A truly outstanding debut CD, and from the previews taken from the Meistersinger and Freischutz excerpts, I certainly hope to hear more from this tenor that will edge him slowly towards the roles where I believe his voice will truly shine--Siegmund, Lohengrin, Parsifal, Tristan, and Siegfried.
Most early major label recordings of any artist always feature them in too familiar works pitting them against the memories (real or imagined) of one's favorite singers and the incomparable manner in which they sang such chestnuts.
However, the fact remains that Kaufmann is actually singing some of these roles and I think, ultimately for both voice and career, he is being absolutely wise in his choice of repertoire and keeping the voice flexible, fresh and free. What a Tannhauser he will make with that sound. Ditto Parsifal, Lohengrin and . . . well, I'm jumping ahead of myself.
The primary reason I think this album is growing on me, however, is that I absolutely LOVE the rather considerable contrast he brings to roles when compared to more "typical" Rodolfos, Fausts, des Grieuxs, Marios and Alfredos. We're living in a magical time for light/lyric tenors but, even despite their distinct sounds and interpretations, they prove to have more uniform timbres presenting less wholly original dramatic spectrum in these roles. I love the individual stamp that any singer can bring to these roles and for that reason am thrilled that as fine and intelligent singer as Herr Kaufmann is he seems to invest something unusual into each of his assignments. For this alone, he rises to the top of the current "youngish" brood.
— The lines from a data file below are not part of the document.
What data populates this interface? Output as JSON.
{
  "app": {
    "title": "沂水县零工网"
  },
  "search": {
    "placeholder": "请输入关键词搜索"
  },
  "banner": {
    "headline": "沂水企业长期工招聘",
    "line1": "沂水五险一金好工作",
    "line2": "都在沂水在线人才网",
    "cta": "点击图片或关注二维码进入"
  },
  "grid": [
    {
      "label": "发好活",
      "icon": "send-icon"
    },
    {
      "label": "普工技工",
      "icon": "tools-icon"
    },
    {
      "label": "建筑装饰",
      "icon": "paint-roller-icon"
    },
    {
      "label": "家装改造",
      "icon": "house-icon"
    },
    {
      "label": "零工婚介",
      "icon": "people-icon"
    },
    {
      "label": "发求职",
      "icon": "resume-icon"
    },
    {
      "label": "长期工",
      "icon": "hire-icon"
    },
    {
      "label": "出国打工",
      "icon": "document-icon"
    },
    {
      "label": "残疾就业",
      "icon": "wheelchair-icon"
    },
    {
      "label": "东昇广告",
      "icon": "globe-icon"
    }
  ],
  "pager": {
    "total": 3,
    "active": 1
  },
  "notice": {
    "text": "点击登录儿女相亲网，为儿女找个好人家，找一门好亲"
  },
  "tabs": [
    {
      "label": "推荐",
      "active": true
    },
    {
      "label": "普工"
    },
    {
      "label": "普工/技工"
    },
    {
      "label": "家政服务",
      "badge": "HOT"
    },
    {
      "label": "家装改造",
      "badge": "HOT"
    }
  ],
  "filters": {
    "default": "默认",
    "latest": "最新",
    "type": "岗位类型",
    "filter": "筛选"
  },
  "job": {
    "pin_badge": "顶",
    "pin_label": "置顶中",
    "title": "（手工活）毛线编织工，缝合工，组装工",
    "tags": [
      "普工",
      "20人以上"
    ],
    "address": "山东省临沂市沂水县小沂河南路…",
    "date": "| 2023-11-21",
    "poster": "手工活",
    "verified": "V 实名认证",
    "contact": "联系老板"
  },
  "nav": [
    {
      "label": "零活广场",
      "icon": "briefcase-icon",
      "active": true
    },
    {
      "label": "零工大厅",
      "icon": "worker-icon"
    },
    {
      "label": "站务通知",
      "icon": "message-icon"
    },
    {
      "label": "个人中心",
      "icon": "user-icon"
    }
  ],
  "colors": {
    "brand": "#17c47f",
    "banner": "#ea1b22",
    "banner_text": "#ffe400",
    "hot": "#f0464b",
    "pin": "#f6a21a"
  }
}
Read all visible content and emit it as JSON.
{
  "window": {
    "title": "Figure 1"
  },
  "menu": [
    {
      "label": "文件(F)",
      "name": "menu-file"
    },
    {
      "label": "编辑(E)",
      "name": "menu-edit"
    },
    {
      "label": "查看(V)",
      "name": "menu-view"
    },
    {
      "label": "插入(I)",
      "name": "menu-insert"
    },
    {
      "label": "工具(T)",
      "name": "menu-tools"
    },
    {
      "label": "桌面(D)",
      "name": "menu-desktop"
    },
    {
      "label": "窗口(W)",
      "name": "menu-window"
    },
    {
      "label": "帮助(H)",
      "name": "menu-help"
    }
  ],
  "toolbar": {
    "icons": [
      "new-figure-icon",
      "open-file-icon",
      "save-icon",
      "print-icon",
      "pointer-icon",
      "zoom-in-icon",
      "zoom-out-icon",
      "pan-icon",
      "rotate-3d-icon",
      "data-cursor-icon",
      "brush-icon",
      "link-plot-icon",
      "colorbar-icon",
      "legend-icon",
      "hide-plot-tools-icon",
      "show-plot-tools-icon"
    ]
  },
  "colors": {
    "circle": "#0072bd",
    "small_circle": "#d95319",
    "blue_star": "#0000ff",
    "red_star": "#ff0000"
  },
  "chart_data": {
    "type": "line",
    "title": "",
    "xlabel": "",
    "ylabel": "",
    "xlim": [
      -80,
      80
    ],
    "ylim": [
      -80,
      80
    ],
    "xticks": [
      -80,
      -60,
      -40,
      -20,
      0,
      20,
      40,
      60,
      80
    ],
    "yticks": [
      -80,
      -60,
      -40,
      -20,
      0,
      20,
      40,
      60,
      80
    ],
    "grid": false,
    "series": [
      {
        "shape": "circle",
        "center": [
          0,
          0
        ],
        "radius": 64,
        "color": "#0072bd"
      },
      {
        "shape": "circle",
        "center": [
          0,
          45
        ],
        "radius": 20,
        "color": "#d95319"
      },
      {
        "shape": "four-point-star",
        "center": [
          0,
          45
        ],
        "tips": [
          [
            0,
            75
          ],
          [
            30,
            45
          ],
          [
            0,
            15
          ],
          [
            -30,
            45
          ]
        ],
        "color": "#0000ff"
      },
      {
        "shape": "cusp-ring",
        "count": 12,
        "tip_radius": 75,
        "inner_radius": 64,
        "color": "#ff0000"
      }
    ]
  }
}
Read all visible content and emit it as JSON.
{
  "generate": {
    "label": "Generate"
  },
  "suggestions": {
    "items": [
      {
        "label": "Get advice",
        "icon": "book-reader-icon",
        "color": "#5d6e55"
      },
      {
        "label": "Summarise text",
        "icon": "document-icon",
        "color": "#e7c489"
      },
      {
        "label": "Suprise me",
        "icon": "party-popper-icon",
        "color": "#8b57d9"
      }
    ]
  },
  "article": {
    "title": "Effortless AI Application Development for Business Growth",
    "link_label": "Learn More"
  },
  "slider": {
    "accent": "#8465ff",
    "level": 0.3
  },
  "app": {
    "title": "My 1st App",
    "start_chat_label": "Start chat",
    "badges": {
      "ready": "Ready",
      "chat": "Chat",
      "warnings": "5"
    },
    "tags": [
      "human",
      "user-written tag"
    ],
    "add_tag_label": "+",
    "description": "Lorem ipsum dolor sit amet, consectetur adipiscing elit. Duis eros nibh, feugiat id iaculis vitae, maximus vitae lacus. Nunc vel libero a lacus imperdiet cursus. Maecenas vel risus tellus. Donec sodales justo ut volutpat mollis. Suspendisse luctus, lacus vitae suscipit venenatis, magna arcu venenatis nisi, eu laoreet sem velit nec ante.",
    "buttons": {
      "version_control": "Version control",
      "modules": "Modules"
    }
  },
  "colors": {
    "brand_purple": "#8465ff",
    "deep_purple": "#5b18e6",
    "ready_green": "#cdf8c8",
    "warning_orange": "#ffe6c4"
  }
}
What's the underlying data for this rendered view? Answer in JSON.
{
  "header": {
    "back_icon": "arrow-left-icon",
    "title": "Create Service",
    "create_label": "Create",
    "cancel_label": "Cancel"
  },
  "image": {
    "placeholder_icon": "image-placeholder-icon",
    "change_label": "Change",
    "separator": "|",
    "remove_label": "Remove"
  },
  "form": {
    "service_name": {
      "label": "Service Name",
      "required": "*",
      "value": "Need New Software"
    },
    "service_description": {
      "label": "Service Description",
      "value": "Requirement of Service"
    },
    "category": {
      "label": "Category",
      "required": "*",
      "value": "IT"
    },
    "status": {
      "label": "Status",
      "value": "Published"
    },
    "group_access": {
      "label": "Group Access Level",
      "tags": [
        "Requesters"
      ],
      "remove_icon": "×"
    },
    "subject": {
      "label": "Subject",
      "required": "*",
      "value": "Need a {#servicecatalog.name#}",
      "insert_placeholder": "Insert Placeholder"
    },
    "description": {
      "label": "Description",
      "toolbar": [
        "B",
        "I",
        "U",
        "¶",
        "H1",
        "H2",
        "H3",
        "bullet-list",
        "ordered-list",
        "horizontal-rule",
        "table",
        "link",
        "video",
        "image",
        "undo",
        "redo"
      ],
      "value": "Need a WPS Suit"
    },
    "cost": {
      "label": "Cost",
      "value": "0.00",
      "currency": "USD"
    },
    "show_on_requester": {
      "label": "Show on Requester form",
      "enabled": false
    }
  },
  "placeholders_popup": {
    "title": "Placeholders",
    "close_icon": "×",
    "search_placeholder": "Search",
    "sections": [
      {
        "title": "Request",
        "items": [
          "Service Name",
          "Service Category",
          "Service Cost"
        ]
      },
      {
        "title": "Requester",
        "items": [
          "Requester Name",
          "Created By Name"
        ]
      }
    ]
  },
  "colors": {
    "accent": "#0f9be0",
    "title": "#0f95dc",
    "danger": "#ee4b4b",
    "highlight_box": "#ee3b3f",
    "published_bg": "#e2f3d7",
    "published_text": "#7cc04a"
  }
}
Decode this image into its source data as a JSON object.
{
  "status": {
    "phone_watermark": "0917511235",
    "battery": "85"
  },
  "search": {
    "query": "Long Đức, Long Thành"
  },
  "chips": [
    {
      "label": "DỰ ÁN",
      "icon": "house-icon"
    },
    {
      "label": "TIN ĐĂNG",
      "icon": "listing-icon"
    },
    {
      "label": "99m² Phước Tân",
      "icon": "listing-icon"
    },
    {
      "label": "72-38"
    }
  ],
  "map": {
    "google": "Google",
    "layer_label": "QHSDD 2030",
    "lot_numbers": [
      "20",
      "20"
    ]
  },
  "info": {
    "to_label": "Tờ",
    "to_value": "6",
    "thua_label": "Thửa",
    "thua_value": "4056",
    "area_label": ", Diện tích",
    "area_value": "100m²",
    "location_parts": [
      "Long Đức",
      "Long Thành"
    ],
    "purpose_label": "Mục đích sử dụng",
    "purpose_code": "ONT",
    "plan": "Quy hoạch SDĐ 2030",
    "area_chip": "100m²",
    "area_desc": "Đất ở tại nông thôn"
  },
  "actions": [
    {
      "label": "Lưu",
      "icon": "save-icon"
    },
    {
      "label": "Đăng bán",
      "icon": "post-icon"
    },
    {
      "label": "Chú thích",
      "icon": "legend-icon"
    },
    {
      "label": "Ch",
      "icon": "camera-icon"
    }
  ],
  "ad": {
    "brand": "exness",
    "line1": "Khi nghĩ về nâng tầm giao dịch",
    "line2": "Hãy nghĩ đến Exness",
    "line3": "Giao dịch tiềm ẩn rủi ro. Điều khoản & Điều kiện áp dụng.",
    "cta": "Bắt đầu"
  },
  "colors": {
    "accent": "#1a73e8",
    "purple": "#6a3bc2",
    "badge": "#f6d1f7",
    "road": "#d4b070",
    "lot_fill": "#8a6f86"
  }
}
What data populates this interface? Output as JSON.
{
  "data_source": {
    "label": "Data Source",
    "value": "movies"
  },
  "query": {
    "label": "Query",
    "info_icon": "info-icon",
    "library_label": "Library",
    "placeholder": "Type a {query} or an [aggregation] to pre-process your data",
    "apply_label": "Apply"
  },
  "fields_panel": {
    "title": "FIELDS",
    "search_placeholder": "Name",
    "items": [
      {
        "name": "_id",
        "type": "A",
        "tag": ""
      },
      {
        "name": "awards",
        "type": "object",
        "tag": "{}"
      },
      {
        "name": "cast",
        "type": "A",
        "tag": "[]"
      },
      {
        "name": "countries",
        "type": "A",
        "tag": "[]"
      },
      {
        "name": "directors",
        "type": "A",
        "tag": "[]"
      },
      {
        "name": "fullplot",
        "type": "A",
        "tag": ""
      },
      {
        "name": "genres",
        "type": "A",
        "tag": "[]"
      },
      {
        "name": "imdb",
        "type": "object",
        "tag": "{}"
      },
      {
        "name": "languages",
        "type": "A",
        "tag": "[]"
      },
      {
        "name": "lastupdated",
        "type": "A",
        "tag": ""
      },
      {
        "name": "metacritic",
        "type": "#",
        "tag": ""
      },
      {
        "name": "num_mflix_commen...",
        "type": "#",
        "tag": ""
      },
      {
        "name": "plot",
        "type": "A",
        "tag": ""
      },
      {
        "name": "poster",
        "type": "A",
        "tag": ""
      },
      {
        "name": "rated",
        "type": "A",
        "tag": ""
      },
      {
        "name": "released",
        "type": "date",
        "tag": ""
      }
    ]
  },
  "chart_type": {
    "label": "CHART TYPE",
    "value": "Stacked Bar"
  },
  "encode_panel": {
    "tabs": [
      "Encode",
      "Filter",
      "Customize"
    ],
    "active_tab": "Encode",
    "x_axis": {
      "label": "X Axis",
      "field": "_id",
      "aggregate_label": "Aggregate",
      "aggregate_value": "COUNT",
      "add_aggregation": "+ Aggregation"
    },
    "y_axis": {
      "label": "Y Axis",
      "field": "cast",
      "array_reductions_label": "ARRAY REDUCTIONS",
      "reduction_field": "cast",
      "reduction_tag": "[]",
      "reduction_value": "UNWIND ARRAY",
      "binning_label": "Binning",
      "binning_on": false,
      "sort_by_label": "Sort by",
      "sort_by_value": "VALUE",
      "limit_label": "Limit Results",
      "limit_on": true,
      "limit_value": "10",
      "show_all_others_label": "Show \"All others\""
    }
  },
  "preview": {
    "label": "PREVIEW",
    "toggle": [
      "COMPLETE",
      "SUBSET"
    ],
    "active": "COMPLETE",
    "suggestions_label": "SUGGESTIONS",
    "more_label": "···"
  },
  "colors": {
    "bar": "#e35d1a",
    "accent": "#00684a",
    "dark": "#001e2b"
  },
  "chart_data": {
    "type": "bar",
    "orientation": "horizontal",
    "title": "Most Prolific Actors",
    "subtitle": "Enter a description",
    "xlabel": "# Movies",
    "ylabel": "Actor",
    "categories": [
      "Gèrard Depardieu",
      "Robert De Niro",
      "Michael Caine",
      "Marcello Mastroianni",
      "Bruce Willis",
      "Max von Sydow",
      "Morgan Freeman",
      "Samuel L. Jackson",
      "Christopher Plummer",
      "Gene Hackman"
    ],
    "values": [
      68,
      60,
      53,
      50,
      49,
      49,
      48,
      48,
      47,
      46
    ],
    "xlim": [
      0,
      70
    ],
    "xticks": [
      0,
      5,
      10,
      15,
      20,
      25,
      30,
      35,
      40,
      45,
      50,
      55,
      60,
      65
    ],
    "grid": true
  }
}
(For something truly wonderful check out the youtubes of Kaufmann in some of his operetta selections. Wunderbar!)
To these ears, his French and Italian sound fine, if a bit more idiosyncratic than idiomatic. Unlike other reviewers, however, I don't think this is due so much to his accenting these languages in a native German voice, but rather resulting from his naturally darkish hue as well as the substantial weightiness of his voice. In these Italian and lighter French selections, I have come to adore the sound of this voice - as well as the odd mixture of ease and intensity that seems to come through everything he interprets.
Kaufmann's Rodolfo sounds a bit meatier than we've grown accustomed to - and remains the least successful aria on the album. Still, I'm glad to have it as it's aurally intriguing and the likelihood of a studio Boheme with Kaufmann is less than nil, future generations wondering what he might have sounded like get to hear, and (most likely) grateful he ultimately took his considerable gifts into another direction. Still, I can never get enough of good singers trying their voices out in fachs not distinctly their own, even for the sheer "curiosity shop" factor of it all. Kaufmann is no less "curious" to me.
Soon enough will he be excelling as Parsifal, Lohengrin, and other heroic
German roles. I'd love to see/hear him as Max in Freischutz, and some other of the Webber arias that just don't get aired enough. Having Kaufmann in them could probably guarantee some interesting less frequently repertoire choices would sell some seats. I loved his turn in the new Fierrabras - though the production itself often drove me crazy. What the hell, I also want to hear this guy as Peter Grimes - - even if it comes off as (as Sills used to imitate Koussivetsky) "Paeter und Greimez."
I am looking forward to very many more Kaufmann releases!
"It is only a matter of time before Jonas Kaufmann will take his place as one of the world's finest tenors!"
Author: Raymond Vacchino M.Mus. A.Mus. L.R.S.M. Licentiate (honorary)